The data below must be copied in full and without any change.

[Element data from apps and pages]
□ □ □ □

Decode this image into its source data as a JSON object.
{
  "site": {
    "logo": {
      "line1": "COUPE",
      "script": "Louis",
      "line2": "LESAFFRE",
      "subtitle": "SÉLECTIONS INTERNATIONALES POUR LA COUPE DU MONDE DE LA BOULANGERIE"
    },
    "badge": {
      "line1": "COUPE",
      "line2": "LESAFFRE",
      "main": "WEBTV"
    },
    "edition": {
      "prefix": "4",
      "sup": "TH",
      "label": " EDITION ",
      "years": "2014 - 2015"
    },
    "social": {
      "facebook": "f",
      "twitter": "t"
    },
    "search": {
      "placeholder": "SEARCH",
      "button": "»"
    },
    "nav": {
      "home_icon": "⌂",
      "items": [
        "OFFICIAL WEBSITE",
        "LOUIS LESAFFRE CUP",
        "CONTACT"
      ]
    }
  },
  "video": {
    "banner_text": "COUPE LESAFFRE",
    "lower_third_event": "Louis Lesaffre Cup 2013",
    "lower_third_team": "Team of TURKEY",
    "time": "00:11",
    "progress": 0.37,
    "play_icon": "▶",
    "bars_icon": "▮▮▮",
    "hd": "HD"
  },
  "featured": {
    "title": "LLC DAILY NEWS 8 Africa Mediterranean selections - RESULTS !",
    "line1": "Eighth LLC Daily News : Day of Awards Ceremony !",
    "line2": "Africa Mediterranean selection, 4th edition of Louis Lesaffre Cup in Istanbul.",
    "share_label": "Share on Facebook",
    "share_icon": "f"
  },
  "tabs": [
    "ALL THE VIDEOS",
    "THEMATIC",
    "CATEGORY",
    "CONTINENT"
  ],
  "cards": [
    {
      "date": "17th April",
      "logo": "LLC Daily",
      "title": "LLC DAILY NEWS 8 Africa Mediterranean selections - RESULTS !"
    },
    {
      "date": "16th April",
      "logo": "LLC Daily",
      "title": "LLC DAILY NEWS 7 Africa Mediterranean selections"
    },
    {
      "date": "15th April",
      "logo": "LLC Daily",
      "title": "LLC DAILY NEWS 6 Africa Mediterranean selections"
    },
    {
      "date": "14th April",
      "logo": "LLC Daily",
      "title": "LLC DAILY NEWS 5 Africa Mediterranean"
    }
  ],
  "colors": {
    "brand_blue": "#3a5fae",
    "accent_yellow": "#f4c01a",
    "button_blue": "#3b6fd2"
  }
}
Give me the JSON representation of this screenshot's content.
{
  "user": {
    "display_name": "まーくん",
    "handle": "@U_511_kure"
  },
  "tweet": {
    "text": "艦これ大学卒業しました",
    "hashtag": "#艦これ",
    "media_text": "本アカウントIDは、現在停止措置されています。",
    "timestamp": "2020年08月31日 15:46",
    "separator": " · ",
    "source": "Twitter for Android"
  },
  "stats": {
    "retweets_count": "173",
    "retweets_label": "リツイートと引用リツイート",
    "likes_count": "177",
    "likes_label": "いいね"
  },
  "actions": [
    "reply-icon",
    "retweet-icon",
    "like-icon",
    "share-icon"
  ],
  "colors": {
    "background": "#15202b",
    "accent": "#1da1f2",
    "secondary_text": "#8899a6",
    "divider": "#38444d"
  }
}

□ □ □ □

Output below:
Decode this image into its source data as a JSON object.
{
  "site": {
    "logo": {
      "line1": "COUPE",
      "script": "Louis",
      "line2": "LESAFFRE",
      "subtitle": "SÉLECTIONS INTERNATIONALES POUR LA COUPE DU MONDE DE LA BOULANGERIE"
    },
    "badge": {
      "line1": "COUPE",
      "line2": "LESAFFRE",
      "main": "WEBTV"
    },
    "edition": {
      "prefix": "4",
      "sup": "TH",
      "label": " EDITION ",
      "years": "2014 - 2015"
    },
    "social": {
      "facebook": "f",
      "twitter": "t"
    },
    "search": {
      "placeholder": "SEARCH",
      "button": "»"
    },
    "nav": {
      "home_icon": "⌂",
      "items": [
        "OFFICIAL WEBSITE",
        "LOUIS LESAFFRE CUP",
        "CONTACT"
      ]
    }
  },
  "video": {
    "banner_text": "COUPE LESAFFRE",
    "lower_third_event": "Louis Lesaffre Cup 2013",
    "lower_third_team": "Team of TURKEY",
    "time": "00:11",
    "progress": 0.37,
    "play_icon": "▶",
    "bars_icon": "▮▮▮",
    "hd": "HD"
  },
  "featured": {
    "title": "LLC DAILY NEWS 8 Africa Mediterranean selections - RESULTS !",
    "line1": "Eighth LLC Daily News : Day of Awards Ceremony !",
    "line2": "Africa Mediterranean selection, 4th edition of Louis Lesaffre Cup in Istanbul.",
    "share_label": "Share on Facebook",
    "share_icon": "f"
  },
  "tabs": [
    "ALL THE VIDEOS",
    "THEMATIC",
    "CATEGORY",
    "CONTINENT"
  ],
  "cards": [
    {
      "date": "17th April",
      "logo": "LLC Daily",
      "title": "LLC DAILY NEWS 8 Africa Mediterranean selections - RESULTS !"
    },
    {
      "date": "16th April",
      "logo": "LLC Daily",
      "title": "LLC DAILY NEWS 7 Africa Mediterranean selections"
    },
    {
      "date": "15th April",
      "logo": "LLC Daily",
      "title": "LLC DAILY NEWS 6 Africa Mediterranean selections"
    },
    {
      "date": "14th April",
      "logo": "LLC Daily",
      "title": "LLC DAILY NEWS 5 Africa Mediterranean"
    }
  ],
  "colors": {
    "brand_blue": "#3a5fae",
    "accent_yellow": "#f4c01a",
    "button_blue": "#3b6fd2"
  }
}
Give me the JSON representation of this screenshot's content.
{
  "user": {
    "display_name": "まーくん",
    "handle": "@U_511_kure"
  },
  "tweet": {
    "text": "艦これ大学卒業しました",
    "hashtag": "#艦これ",
    "media_text": "本アカウントIDは、現在停止措置されています。",
    "timestamp": "2020年08月31日 15:46",
    "separator": " · ",
    "source": "Twitter for Android"
  },
  "stats": {
    "retweets_count": "173",
    "retweets_label": "リツイートと引用リツイート",
    "likes_count": "177",
    "likes_label": "いいね"
  },
  "actions": [
    "reply-icon",
    "retweet-icon",
    "like-icon",
    "share-icon"
  ],
  "colors": {
    "background": "#15202b",
    "accent": "#1da1f2",
    "secondary_text": "#8899a6",
    "divider": "#38444d"
  }
}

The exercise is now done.